| THE PROBLEM |
What lines of the data below include the word "Recurring"? Report them by copying each.

--------------------------------

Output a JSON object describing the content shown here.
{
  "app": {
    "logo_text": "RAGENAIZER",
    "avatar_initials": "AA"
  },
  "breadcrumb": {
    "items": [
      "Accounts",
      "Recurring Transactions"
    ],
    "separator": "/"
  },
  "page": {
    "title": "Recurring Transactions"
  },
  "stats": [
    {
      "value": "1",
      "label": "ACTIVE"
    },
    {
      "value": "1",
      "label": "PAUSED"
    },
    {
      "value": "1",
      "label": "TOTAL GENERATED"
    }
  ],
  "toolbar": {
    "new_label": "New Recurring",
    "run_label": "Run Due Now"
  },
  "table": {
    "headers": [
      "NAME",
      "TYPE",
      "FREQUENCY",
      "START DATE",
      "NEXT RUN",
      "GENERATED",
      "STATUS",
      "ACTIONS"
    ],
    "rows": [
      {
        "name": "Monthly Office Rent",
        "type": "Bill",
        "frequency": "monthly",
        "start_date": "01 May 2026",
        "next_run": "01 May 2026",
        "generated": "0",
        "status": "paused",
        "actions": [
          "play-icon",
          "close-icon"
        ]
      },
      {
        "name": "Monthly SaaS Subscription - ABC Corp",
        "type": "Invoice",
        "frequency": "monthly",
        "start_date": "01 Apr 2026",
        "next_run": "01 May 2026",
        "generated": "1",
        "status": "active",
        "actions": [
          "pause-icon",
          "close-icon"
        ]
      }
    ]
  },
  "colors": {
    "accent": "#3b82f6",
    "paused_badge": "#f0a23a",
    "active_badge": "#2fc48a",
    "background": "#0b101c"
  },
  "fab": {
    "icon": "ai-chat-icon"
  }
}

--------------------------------

| TASK RESULT |
      "Recurring Transactions"
    "title": "Recurring Transactions"
    "new_label": "New Recurring",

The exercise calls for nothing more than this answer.